Boating in winter is different than doing so in the summer. That said, it has a different kind of magic, an almost mystical air. Riding your boat down a river or lake, seeing the barren trees on the shore, the brisk wind in your hair – these are the experiences of which lifetime memories can be made. With Valentine’s Day just over the horizon, many happy couples will spend a romantic boat ride together. Here at our vessel documentation site, our focus is, always, vessel documentation. That said, we want you to boat safely, too, whether you’re at the helm of a documented vessel or any other kind.
That’s the rule for if you fall into the water. The first “one” stands for “one minute.” Specifically, you have one minute from the moment you fall into the water to recover, to control your breathing. If you’ve heard of “shock” from falling into the cold water, this is what they’re referring to. It’s natural to freak out, to be scared, to start breathing quickly, all of that – however, the sooner you can get your breathing back under control, the better. The “ten” comes from having “ten minutes” of good movement in cold water till you lose dexterity, and the last “one” comes from “one hour.” Meaning, “you have about one hour till hypothermia sets in.” The moral of 1 10 1 – get out of the freezing water as soon as you can.

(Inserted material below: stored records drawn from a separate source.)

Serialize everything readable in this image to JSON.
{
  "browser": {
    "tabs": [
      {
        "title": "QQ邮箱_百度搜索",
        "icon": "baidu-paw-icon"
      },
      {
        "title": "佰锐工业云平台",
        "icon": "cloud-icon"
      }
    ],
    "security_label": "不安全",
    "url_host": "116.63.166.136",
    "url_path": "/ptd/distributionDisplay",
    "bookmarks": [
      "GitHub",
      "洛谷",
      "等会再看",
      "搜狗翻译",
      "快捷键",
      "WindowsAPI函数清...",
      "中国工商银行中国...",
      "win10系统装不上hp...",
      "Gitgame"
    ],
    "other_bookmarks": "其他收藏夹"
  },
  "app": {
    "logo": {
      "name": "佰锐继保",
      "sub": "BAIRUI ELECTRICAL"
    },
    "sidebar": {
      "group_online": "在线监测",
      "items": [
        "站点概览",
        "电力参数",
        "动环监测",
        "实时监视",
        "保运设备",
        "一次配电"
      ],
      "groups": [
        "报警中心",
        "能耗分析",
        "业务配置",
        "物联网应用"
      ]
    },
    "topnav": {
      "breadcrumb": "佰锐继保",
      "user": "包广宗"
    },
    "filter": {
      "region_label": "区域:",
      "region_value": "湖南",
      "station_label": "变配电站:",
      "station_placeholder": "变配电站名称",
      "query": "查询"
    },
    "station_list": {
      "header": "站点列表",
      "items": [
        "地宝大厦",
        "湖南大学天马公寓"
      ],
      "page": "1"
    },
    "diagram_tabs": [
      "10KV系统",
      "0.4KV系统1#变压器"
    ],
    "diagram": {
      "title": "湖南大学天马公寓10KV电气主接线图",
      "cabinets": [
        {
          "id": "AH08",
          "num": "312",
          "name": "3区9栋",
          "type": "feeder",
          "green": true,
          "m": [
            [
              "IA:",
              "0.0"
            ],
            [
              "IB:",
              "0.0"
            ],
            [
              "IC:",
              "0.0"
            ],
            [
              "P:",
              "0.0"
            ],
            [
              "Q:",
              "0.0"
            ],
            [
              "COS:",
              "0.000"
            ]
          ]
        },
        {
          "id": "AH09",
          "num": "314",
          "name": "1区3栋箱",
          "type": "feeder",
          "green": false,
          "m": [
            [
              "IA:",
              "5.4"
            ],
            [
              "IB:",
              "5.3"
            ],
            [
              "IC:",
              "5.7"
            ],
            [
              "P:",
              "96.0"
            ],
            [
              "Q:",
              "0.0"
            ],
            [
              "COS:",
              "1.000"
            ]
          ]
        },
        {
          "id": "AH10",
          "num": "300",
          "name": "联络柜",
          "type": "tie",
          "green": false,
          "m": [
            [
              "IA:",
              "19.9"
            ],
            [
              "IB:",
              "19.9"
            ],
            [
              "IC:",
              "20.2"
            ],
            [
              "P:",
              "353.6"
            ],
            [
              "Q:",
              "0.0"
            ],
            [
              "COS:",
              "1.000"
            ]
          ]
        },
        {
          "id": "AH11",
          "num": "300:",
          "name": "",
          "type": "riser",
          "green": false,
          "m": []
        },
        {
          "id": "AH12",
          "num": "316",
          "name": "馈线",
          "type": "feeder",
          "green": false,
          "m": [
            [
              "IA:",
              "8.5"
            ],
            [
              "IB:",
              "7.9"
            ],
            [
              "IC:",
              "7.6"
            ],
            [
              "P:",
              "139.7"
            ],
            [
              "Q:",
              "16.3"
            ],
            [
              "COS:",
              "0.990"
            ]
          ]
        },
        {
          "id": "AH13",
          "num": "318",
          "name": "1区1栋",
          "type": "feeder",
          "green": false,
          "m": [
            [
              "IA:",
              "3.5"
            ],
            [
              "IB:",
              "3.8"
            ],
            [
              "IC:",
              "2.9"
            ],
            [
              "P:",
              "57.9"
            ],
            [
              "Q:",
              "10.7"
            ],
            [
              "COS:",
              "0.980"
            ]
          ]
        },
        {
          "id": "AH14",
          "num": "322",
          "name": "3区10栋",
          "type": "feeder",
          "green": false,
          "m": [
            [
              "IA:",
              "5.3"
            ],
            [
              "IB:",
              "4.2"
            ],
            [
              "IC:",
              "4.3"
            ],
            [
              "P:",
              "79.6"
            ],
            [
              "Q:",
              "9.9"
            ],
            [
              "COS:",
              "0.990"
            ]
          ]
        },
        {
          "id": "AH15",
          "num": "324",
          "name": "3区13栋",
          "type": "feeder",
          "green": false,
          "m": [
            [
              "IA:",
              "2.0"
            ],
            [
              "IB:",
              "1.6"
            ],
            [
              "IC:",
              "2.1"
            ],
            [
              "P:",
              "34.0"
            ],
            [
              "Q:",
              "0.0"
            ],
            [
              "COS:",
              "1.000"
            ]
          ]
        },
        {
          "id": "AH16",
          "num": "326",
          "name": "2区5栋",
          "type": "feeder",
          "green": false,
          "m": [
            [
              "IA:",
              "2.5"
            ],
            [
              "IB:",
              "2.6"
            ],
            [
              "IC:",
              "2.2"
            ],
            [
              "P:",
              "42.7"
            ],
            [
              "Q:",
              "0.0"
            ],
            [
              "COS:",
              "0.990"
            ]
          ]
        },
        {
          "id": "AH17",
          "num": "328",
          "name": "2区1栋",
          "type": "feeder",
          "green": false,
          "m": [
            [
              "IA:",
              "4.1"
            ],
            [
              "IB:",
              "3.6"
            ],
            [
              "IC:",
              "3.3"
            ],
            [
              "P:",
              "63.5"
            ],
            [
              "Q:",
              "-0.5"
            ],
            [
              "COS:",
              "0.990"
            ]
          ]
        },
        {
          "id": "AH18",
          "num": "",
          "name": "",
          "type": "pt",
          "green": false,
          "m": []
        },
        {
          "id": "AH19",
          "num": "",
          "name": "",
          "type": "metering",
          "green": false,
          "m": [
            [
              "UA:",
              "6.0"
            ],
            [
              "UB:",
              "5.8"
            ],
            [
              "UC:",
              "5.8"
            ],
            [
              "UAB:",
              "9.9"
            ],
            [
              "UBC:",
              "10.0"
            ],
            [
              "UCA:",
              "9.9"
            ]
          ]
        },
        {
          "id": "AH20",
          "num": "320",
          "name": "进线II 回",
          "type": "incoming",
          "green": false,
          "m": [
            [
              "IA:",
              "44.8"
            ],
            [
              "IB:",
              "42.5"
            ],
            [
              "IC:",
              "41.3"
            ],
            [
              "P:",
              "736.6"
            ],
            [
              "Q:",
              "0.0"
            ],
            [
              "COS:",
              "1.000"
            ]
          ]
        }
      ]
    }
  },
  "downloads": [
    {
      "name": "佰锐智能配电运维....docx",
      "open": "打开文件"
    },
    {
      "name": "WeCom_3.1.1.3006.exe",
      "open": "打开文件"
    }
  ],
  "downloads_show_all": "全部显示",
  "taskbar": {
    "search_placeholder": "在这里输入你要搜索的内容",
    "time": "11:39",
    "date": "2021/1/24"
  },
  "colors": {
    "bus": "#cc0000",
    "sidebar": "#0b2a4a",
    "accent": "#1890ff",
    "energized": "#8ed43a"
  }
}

Check Your Batteries (Again)
It may sound a little hard to believe, but studies have born it out: your batteries drain faster in cold weather. It’s true. This is the kind of thing that may sound like something your dad heard from someone decades ago and all accepted it as gospel, but your batteries really do drain quicker in cold temperatures. So, make sure that your battery is charged before you go out in cold weather every time. After all, you don’t want to get out on the water and then run out of battery power.
Snow and Ice are Heavier Than You Think
On average, even just one square foot of snow can weigh over twenty pounds. That’s just one, imagine what many do. We know that for plenty of vessel owners, you might go under your tarp to fix something, or just to check up on your boat even if you don’t plan on taking it out. Be careful about snow, never underestimating how heavy it can be before you go underneath it or try to get rid of it.
Make a Vessel a Documented Vessel Year Round
There’s never a bad time to take care of your vessel documentation. Many vessel owners tell us that they prefer to do it during the winter months, as they’re spending less time out on their vessels. If you do it during January and February, you’ll be able to “hit the ground running,” so to speak, when the spring and summer come. For more: (866) 981-8783.